A lot of my writing is for an audience of insiders -- communities and people I know my way around, who are mostly queer or queer-positive, sex-positive, and sex worker-friendly. Today, I am writing for an audience I don't normally write for, about an event that is very important and dear to me. Please read on, and consider forwarding this post to someone you know who might need to see it. Thanks.
I want you to participate in International Day to End Violence Against Sex Workers -- wherever you are -- because violence against sex workers is something that affects all of us.
Day to End Violence is this Wednesday, December 17th. These are the events happening in the Bay Area, where I live. Members of the writing class I teach (Sex Workers' Writing Workshop) will be reading at the San Francisco event. There are also events happening all over the world. Please check and see if something if happening in your hometown, and join us.
Chances are, you have a sex worker friend or family member, even if you think you've never met a sex worker before.
Popular stereotypes of sex workers tend to paint sex workers as cisgender women who are either impoverished and downtrodden streetwalkers or privileged, vapid, and politically clueless happy hookers. The stereotypes come complete with hugely racist and classist assumptions -- generally, the Downtrodden Streetwalker is portrayed as a woman of color, and the Clueless Happy Hooker is portrayed as white. But the truth is that sex workers are members of every ethnic group, every socio-economic class, every gender, every sexual orientation. We are all sizes, we are disabled and able-bodied, and we are old and young. We do all kinds of sex work, from nude modelling to phone sex to pro-bdsm to prostitution.
We also all have different and complicated relationships to our work. Some of us want to get out of the industry; some us love our work and would never want to stop; and some of us exist in places between those two extremes. It is important to remember that people's relationships to their jobs, to money, and to what they are called to do in the world change. Sex workers are no different from people who don't work in the sex industry in that respect.
Sex workers show up places that might surprise you. Sex workers are your friends, your siblings, your parents, your children, and your distant relatives. We are the nice boy who offered you his seat on the bus today, and the cute girl in your choir at church.
I've written before about my family's history with sex work. I've been thinking about this history a lot these days, and especially thinking about how family -- both blood and chosen -- can surprise and touch us. I will say this much here: My great-grandmother was an old-school Catholic, Southern-Italian immigrant.

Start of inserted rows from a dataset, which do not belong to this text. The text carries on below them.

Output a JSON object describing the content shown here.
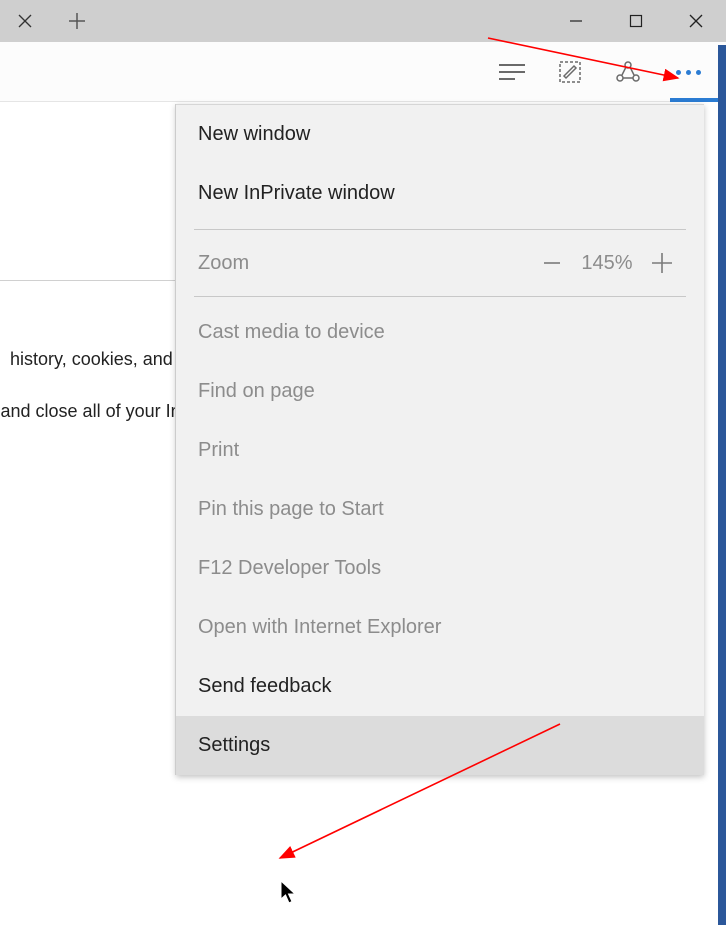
{
  "titlebar": {
    "window_controls": {
      "minimize_title": "Minimize",
      "maximize_title": "Maximize",
      "close_title": "Close"
    }
  },
  "page_behind": {
    "line1": "history, cookies, and temporary files) isn't saved o",
    "line2": "you're finished and close all of your InPrivate ta"
  },
  "menu": {
    "new_window": "New window",
    "new_inprivate": "New InPrivate window",
    "zoom_label": "Zoom",
    "zoom_value": "145%",
    "cast": "Cast media to device",
    "find": "Find on page",
    "print": "Print",
    "pin": "Pin this page to Start",
    "devtools": "F12 Developer Tools",
    "open_ie": "Open with Internet Explorer",
    "feedback": "Send feedback",
    "settings": "Settings"
  }
}
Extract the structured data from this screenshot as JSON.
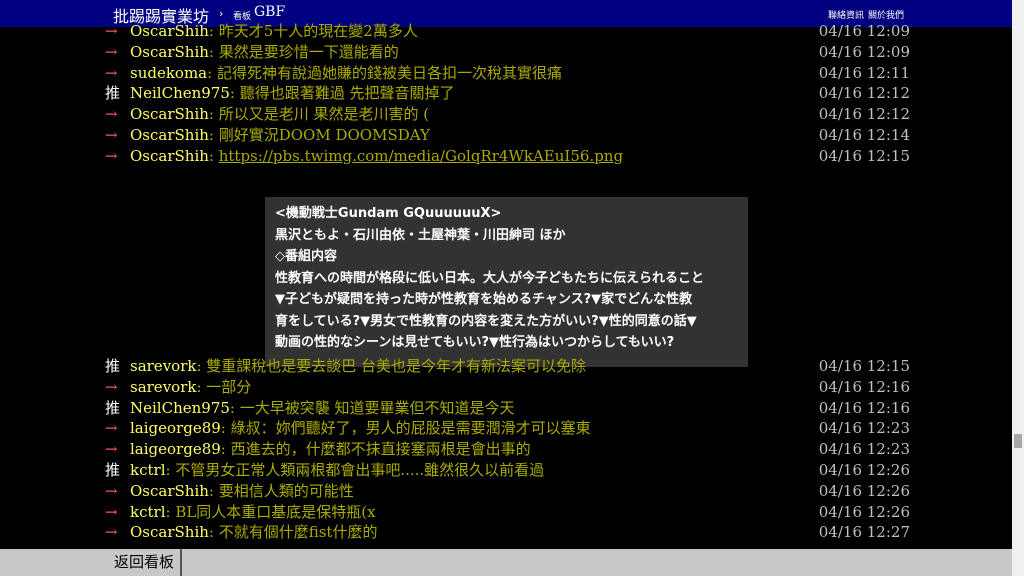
{
  "topbar": {
    "site_title": "批踢踢實業坊",
    "separator": "›",
    "board_label": "看板",
    "board_name": "GBF",
    "links": [
      "聯絡資訊",
      "關於我們"
    ]
  },
  "pushes_top": [
    {
      "tag": "→",
      "tag_type": "arrow",
      "user": "OscarShih",
      "content": ": 昨天才5十人的現在變2萬多人",
      "time": "04/16 12:09"
    },
    {
      "tag": "→",
      "tag_type": "arrow",
      "user": "OscarShih",
      "content": ": 果然是要珍惜一下還能看的",
      "time": "04/16 12:09"
    },
    {
      "tag": "→",
      "tag_type": "arrow",
      "user": "sudekoma",
      "content": ": 記得死神有說過她賺的錢被美日各扣一次稅其實很痛",
      "time": "04/16 12:11"
    },
    {
      "tag": "推",
      "tag_type": "good",
      "user": "NeilChen975",
      "content": ": 聽得也跟著難過 先把聲音關掉了",
      "time": "04/16 12:12"
    },
    {
      "tag": "→",
      "tag_type": "arrow",
      "user": "OscarShih",
      "content": ": 所以又是老川 果然是老川害的 (",
      "time": "04/16 12:12"
    },
    {
      "tag": "→",
      "tag_type": "arrow",
      "user": "OscarShih",
      "content": ": 剛好實況DOOM DOOMSDAY",
      "time": "04/16 12:14"
    },
    {
      "tag": "→",
      "tag_type": "arrow",
      "user": "OscarShih",
      "content": ": ",
      "link": "https://pbs.twimg.com/media/GolqRr4WkAEuI56.png",
      "time": "04/16 12:15"
    }
  ],
  "preview": {
    "lines": [
      "<機動戦士Gundam GQuuuuuuX>",
      "黒沢ともよ・石川由依・土屋神葉・川田紳司 ほか",
      "◇番組内容",
      "性教育への時間が格段に低い日本。大人が今子どもたちに伝えられること",
      "▼子どもが疑問を持った時が性教育を始めるチャンス?▼家でどんな性教",
      "育をしている?▼男女で性教育の内容を変えた方がいい?▼性的同意の話▼",
      "動画の性的なシーンは見せてもいい?▼性行為はいつからしてもいい?"
    ]
  },
  "pushes_bottom": [
    {
      "tag": "推",
      "tag_type": "good",
      "user": "sarevork",
      "content": ": 雙重課稅也是要去談巴 台美也是今年才有新法案可以免除",
      "time": "04/16 12:15"
    },
    {
      "tag": "→",
      "tag_type": "arrow",
      "user": "sarevork",
      "content": ": 一部分",
      "time": "04/16 12:16"
    },
    {
      "tag": "推",
      "tag_type": "good",
      "user": "NeilChen975",
      "content": ": 一大早被突襲 知道要畢業但不知道是今天",
      "time": "04/16 12:16"
    },
    {
      "tag": "→",
      "tag_type": "arrow",
      "user": "laigeorge89",
      "content": ": 綠叔：妳們聽好了，男人的屁股是需要潤滑才可以塞東",
      "time": "04/16 12:23"
    },
    {
      "tag": "→",
      "tag_type": "arrow",
      "user": "laigeorge89",
      "content": ": 西進去的，什麼都不抹直接塞兩根是會出事的",
      "time": "04/16 12:23"
    },
    {
      "tag": "推",
      "tag_type": "good",
      "user": "kctrl",
      "content": ": 不管男女正常人類兩根都會出事吧.....雖然很久以前看過",
      "time": "04/16 12:26"
    },
    {
      "tag": "→",
      "tag_type": "arrow",
      "user": "OscarShih",
      "content": ": 要相信人類的可能性",
      "time": "04/16 12:26"
    },
    {
      "tag": "→",
      "tag_type": "arrow",
      "user": "kctrl",
      "content": ": BL同人本重口基底是保特瓶(x",
      "time": "04/16 12:26"
    },
    {
      "tag": "→",
      "tag_type": "arrow",
      "user": "OscarShih",
      "content": ": 不就有個什麼fist什麼的",
      "time": "04/16 12:27"
    }
  ],
  "bottombar": {
    "back_label": "返回看板"
  }
}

She was poor and uneducated -- which I don't want anyone to confuse with stupid, but she did not have even a thimbleful of the resources people of my generation have. This was a woman who sent one of her children to the Convent when she was 14; a woman who said the Rosary every day. If my great-grandmother could talk about being friends with women she called "whores" with no trace of malice -- if my great-grandmother could talk about sex workers being a part of her community and her chosen family -- then I would like to challenge those of you who think you've never met a sex worker to open your hearts and minds to do the same.

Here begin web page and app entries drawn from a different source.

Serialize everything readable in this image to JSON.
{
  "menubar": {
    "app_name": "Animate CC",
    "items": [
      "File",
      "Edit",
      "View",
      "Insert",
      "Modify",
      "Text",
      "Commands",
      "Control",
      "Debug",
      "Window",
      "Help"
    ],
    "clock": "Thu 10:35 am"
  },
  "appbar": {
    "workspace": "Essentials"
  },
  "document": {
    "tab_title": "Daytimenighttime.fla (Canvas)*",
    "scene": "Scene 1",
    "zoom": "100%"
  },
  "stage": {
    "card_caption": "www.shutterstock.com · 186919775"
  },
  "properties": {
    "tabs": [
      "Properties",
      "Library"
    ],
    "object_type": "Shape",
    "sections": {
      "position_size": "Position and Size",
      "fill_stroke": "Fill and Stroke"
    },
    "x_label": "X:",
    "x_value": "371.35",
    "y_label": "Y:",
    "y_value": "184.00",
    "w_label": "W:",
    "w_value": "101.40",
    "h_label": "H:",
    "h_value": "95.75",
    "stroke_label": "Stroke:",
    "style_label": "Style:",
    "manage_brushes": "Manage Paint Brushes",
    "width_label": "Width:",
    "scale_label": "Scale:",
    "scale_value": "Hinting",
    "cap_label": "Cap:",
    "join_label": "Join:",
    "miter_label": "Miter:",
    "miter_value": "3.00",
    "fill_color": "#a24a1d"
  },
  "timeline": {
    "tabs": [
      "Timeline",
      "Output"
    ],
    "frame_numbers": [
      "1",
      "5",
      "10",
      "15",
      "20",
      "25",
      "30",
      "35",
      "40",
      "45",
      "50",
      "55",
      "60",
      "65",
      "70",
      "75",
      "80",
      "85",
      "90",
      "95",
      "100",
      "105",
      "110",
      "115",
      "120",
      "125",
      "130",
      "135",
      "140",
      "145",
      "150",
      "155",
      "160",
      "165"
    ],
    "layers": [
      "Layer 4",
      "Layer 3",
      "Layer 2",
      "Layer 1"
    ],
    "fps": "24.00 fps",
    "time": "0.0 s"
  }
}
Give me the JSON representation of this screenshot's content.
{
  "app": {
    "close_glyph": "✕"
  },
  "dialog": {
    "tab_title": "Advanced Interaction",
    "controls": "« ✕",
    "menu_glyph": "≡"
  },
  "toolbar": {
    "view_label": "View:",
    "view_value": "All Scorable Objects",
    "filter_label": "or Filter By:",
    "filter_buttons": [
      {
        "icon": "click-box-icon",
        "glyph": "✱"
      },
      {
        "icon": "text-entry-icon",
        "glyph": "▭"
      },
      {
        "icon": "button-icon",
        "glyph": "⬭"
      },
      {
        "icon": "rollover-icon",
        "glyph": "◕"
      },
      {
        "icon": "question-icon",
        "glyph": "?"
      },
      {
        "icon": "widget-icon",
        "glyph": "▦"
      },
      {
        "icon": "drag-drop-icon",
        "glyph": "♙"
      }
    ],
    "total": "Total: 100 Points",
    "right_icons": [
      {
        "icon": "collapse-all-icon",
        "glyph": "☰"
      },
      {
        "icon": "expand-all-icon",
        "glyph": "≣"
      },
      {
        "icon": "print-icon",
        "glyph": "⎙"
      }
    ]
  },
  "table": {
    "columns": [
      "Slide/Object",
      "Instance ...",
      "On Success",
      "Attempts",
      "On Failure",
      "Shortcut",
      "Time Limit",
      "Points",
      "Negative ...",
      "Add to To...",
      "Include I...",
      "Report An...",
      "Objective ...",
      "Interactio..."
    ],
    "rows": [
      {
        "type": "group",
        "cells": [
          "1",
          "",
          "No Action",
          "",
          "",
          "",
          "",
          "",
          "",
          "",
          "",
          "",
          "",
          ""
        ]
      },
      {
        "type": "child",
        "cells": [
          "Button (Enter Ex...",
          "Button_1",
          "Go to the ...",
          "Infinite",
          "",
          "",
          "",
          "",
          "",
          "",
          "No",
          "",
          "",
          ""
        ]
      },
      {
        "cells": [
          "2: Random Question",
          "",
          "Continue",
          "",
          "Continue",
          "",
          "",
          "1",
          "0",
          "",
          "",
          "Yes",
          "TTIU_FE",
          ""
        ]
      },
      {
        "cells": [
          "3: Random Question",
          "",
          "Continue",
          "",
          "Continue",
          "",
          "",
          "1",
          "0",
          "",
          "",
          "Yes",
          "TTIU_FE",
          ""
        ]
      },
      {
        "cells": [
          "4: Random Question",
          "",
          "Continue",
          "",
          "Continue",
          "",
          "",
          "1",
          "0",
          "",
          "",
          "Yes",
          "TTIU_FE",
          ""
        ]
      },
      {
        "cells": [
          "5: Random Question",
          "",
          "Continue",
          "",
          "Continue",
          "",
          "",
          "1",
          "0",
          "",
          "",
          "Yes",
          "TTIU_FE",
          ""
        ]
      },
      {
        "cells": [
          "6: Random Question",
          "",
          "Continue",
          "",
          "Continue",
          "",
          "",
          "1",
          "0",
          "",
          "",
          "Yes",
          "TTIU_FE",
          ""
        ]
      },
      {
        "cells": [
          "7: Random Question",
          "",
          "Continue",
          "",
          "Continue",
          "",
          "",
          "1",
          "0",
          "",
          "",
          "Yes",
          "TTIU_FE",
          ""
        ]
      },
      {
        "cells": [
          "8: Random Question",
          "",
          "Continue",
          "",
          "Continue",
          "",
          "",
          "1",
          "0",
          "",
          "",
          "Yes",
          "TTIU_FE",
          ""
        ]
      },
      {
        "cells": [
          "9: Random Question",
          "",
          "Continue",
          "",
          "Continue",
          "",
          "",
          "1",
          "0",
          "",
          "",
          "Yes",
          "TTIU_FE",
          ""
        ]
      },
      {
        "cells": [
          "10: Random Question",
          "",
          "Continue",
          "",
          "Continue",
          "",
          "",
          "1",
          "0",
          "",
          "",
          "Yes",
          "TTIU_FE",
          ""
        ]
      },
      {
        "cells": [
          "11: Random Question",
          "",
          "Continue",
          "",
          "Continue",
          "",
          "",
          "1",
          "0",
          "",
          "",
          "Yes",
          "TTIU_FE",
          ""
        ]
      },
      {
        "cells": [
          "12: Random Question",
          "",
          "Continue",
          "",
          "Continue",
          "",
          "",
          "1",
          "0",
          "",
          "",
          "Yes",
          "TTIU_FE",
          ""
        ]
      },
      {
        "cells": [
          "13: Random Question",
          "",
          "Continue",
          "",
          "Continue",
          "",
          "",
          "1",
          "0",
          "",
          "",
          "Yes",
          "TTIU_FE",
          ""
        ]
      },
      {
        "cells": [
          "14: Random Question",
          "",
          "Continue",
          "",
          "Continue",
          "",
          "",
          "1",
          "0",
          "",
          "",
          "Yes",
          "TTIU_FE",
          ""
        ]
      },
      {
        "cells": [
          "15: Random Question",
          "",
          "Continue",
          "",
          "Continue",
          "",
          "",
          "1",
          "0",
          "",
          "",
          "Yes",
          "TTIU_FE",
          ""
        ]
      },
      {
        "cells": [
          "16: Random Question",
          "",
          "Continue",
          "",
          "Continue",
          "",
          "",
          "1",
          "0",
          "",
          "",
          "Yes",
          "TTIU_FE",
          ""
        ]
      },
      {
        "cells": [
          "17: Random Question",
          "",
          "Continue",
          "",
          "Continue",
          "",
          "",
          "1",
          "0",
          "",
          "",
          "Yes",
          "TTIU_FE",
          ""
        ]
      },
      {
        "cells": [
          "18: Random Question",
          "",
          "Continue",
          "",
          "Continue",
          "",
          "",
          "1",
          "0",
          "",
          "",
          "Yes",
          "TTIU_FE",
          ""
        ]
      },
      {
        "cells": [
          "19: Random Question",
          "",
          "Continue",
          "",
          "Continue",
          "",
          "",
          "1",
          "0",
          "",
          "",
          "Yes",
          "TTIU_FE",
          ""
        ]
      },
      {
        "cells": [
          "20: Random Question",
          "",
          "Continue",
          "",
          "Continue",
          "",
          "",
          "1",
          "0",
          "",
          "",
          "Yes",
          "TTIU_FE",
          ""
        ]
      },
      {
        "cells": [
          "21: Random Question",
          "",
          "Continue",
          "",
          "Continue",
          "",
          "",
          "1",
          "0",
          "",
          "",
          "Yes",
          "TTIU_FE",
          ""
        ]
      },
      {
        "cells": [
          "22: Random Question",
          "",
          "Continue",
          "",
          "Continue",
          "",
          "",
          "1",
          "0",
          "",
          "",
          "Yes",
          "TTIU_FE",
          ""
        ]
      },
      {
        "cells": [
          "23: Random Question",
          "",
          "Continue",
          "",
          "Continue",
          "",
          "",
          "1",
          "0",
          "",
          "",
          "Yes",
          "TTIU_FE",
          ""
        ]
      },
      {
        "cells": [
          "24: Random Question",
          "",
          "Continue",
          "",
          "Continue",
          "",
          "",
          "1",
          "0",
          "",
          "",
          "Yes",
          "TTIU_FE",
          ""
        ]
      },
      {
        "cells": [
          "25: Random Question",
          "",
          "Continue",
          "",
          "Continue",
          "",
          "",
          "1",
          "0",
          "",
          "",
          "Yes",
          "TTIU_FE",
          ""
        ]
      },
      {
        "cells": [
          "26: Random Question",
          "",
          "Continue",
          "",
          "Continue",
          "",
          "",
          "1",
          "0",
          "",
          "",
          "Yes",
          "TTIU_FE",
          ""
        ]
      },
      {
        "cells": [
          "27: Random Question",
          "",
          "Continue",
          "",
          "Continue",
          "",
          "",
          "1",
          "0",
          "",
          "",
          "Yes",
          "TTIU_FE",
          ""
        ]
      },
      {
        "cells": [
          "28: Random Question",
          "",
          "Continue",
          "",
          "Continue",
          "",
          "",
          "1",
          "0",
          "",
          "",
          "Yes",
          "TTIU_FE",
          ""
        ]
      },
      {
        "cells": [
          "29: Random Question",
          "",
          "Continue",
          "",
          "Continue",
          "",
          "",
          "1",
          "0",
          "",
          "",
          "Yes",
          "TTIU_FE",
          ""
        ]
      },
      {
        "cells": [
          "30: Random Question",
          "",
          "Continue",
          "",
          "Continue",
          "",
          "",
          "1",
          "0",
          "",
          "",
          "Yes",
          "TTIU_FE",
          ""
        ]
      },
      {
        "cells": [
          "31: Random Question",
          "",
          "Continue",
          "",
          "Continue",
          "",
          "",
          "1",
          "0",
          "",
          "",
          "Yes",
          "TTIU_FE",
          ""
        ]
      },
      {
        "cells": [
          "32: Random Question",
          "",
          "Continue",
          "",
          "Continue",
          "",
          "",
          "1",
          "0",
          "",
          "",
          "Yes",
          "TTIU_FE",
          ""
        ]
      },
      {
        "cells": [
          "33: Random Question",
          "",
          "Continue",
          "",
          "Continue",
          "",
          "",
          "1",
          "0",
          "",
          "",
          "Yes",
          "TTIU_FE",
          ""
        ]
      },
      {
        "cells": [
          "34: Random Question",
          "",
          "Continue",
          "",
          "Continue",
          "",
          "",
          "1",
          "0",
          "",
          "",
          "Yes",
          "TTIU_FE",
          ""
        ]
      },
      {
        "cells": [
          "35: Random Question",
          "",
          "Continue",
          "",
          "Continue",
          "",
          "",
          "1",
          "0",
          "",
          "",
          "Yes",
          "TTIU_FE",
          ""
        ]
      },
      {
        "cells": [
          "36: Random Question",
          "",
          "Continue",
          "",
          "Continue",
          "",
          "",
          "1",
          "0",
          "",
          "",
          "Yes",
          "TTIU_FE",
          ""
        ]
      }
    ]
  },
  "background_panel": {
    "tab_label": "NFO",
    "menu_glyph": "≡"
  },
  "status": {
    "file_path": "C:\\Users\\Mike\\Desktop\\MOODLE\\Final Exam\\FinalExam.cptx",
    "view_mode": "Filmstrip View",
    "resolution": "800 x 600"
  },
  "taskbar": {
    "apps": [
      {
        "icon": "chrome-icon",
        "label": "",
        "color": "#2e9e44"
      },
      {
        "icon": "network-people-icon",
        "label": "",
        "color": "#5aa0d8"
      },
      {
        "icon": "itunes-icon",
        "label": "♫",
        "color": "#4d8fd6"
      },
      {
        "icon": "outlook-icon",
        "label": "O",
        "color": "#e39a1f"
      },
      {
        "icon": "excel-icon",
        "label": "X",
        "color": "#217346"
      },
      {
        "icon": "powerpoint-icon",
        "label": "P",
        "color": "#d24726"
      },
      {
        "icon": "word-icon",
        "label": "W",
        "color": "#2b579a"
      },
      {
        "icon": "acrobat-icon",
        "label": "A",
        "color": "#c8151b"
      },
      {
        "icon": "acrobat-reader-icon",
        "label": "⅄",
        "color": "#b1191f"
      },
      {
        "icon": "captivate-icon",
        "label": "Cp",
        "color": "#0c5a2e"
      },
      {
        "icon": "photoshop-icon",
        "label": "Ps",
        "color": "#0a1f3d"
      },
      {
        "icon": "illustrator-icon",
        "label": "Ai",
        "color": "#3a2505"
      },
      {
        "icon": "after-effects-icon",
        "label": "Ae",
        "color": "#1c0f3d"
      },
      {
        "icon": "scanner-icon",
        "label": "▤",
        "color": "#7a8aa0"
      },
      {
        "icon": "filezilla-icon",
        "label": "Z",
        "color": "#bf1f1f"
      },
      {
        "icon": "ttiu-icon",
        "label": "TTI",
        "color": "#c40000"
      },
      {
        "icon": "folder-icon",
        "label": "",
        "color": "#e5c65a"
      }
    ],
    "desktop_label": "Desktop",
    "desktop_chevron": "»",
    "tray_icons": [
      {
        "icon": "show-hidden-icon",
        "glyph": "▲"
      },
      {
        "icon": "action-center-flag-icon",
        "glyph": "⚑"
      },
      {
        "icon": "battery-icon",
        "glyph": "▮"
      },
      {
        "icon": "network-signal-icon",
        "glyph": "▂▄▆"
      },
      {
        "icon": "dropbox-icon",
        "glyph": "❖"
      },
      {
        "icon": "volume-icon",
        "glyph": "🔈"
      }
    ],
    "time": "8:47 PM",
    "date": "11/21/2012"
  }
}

At last count, 24 sex workers were murdered for being sex workers this year. That's simply disgusting, senseless, and heart-breaking. To paraphrase my brilliant friend Sadie: I want you to stop persecuting me because you don't understand me.

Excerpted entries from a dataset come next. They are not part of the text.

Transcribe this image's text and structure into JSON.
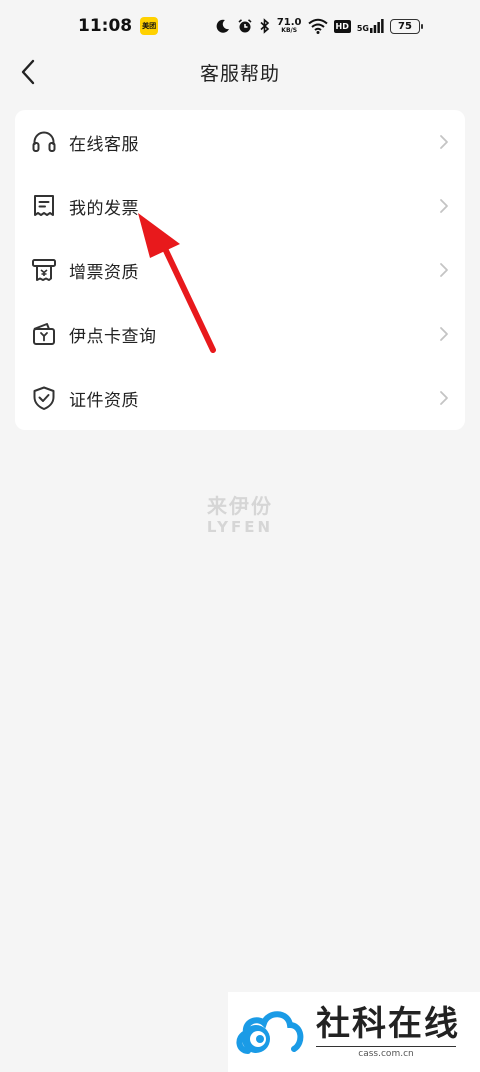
{
  "status_bar": {
    "time": "11:08",
    "app_badge": "美团",
    "net_speed_value": "71.0",
    "net_speed_unit": "KB/S",
    "hd": "HD",
    "network": "5G",
    "battery": "75"
  },
  "header": {
    "title": "客服帮助"
  },
  "menu": {
    "items": [
      {
        "label": "在线客服",
        "icon": "headset-icon"
      },
      {
        "label": "我的发票",
        "icon": "receipt-icon"
      },
      {
        "label": "增票资质",
        "icon": "printer-receipt-icon"
      },
      {
        "label": "伊点卡查询",
        "icon": "wallet-card-icon"
      },
      {
        "label": "证件资质",
        "icon": "shield-check-icon"
      }
    ]
  },
  "brand": {
    "cn": "来伊份",
    "en": "LYFEN"
  },
  "watermark": {
    "name": "社科在线",
    "domain": "cass.com.cn"
  },
  "colors": {
    "background": "#f5f5f5",
    "card": "#ffffff",
    "annotation_arrow": "#e8191c",
    "watermark_blue": "#1a9be6"
  }
}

Furthermore, I want you to get brave, and join the fight against persecution.
-- PLEASE CIRCULATE!!! --
On Wednesday December 17, 2008, sex workers will gather to demand inclusion in San Francisco's policies to protect & serve our community. This vigil marks the 6th Annual International Day to End Violence Against Sex Workers. This year mourners will convene at the Hall of Justice for a vigil to honor sex workers who've been murdered or assaulted. Sex workers are demanding that San Francisco's public officials enact policy changes that would prevent violence and improve public health.
We would be deeply honored to have you join us this Wednesday, in solidarity with sex workers organizing for our civil rights and safety. We have lost too many to violence, and we should never again.
Melissa Gira Grant
Chair, Organizing Committee, San Francisco's Day to End Violence Against Sex Workers
6th Annual International Day to End Violence Against Sex Workers
850 Bryant St. (Hall of Justice)
5 to 5:30pm, December 17th, 2008
Following the vigil, will process together to a Memorial (hosted by Annie Sprinkle)
For our sister and brother sex workers lost to violence
6:30pm, Center for Sex and Culture
1519 Mission Street (at 11th)
Vigil Co-sponsored by St. James Infirmary (stjamesinfirmary.org)
and Sex Workers' Outreach Project (swopusa.org)
Bring a Red Umbrella in Solidarity
with Sex Workers & Our Human Rights